WHAT YOU SHOULD DO
How many lines in the material below include the string "Enable"? Answer with the number only.

DATASET RECORDS
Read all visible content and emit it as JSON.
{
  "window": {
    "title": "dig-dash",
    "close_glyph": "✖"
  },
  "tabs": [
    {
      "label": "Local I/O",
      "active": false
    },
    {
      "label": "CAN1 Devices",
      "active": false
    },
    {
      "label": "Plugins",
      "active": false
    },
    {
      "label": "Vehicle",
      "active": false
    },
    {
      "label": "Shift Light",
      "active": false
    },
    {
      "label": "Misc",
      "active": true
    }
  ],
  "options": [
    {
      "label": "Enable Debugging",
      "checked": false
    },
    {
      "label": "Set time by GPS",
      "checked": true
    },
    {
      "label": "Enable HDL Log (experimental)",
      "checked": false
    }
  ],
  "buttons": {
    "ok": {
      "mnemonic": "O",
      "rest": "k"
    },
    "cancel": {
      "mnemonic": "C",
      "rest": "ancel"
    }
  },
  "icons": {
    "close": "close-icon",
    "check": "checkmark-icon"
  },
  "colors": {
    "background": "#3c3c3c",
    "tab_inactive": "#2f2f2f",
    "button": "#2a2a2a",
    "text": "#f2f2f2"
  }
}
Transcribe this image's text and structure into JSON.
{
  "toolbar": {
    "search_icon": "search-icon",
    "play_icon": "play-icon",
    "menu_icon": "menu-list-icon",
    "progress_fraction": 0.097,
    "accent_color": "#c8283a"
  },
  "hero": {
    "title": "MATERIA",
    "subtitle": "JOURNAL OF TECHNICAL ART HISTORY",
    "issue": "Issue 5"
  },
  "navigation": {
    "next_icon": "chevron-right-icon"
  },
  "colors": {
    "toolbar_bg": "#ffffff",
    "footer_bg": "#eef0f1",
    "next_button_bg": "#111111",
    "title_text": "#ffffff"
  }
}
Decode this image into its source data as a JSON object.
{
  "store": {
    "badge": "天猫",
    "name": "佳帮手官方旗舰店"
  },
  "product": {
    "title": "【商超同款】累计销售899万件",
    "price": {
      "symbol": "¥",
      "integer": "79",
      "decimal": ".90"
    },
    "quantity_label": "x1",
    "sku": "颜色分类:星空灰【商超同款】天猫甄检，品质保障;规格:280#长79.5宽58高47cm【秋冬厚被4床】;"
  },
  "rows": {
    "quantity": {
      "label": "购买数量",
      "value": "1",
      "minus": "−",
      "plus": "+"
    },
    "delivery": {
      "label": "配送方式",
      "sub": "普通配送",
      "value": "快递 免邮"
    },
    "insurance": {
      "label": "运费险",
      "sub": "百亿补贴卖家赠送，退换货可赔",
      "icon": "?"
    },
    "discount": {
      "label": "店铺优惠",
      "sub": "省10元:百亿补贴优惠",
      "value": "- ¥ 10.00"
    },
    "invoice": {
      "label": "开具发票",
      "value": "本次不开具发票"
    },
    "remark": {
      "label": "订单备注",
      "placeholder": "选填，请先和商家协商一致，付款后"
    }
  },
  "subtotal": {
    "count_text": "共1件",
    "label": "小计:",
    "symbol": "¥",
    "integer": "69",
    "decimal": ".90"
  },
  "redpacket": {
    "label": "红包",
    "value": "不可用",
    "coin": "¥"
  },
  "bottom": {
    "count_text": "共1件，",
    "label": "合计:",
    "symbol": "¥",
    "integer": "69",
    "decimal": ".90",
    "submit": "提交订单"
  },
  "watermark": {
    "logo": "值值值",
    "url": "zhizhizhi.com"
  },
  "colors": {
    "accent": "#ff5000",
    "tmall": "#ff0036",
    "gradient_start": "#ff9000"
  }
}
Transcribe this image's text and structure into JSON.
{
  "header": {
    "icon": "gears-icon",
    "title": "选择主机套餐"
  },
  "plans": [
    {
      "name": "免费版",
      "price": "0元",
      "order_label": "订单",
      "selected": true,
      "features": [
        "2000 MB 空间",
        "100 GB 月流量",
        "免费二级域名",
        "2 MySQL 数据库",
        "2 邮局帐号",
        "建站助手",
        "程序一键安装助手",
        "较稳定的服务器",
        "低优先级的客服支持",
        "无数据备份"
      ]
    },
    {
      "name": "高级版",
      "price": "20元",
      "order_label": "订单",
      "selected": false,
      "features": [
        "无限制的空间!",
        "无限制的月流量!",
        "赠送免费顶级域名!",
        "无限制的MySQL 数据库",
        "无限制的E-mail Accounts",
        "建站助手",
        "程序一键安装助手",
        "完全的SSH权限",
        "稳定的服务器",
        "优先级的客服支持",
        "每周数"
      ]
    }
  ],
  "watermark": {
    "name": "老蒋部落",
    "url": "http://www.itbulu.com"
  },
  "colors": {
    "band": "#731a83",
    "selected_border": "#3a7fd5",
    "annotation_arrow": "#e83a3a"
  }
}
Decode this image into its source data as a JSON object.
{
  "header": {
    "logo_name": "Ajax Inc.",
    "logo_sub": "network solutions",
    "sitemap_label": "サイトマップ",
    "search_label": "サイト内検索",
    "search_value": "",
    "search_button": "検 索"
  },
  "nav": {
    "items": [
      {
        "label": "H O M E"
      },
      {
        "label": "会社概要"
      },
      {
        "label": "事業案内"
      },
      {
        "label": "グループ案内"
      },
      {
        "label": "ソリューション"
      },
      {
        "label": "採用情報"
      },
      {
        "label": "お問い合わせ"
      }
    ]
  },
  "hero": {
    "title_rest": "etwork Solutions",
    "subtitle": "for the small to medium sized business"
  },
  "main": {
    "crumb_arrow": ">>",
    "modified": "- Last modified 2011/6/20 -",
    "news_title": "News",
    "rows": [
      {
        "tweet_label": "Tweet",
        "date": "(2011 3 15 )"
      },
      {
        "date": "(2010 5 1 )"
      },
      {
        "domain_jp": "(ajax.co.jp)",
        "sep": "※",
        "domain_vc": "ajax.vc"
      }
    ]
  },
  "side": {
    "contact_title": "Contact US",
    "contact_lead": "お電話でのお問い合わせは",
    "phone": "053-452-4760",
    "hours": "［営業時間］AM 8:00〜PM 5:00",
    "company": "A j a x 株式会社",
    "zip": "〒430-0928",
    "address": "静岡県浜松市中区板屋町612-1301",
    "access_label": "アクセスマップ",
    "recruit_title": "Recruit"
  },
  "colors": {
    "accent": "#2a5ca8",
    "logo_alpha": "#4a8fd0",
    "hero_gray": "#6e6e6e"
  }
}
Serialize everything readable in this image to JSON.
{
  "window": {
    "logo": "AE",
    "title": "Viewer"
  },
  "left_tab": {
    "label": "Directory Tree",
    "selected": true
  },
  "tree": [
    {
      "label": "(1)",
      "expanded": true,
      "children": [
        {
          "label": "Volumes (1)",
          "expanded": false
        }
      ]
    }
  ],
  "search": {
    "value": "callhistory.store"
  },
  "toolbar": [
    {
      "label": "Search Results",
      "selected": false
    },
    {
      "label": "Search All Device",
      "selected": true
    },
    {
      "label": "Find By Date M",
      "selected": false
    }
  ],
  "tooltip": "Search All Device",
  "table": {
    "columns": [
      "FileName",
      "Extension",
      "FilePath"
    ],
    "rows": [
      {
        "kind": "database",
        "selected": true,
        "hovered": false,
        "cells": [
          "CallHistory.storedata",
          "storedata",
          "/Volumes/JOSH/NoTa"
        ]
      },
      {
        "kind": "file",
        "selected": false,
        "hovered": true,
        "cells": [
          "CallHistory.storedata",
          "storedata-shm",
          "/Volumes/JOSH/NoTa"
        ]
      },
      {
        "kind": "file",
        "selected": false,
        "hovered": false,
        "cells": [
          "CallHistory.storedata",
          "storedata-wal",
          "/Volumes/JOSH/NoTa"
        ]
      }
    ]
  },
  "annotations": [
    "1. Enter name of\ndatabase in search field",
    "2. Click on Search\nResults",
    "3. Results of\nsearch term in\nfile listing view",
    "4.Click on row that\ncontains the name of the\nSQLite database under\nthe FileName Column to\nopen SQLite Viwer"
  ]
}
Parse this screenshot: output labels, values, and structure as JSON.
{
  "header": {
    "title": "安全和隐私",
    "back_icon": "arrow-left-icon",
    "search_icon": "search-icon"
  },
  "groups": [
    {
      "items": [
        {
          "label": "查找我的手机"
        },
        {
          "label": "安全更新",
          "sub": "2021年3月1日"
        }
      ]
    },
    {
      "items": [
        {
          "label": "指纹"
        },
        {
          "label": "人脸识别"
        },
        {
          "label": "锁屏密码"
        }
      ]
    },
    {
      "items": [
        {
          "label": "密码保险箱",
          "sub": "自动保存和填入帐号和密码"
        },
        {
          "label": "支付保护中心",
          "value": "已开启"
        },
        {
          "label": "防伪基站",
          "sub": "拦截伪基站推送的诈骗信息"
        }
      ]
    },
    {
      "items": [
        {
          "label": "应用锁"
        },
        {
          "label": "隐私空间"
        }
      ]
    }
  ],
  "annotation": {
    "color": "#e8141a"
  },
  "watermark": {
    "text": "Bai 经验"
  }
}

REPLY TO THE EXERCISE
2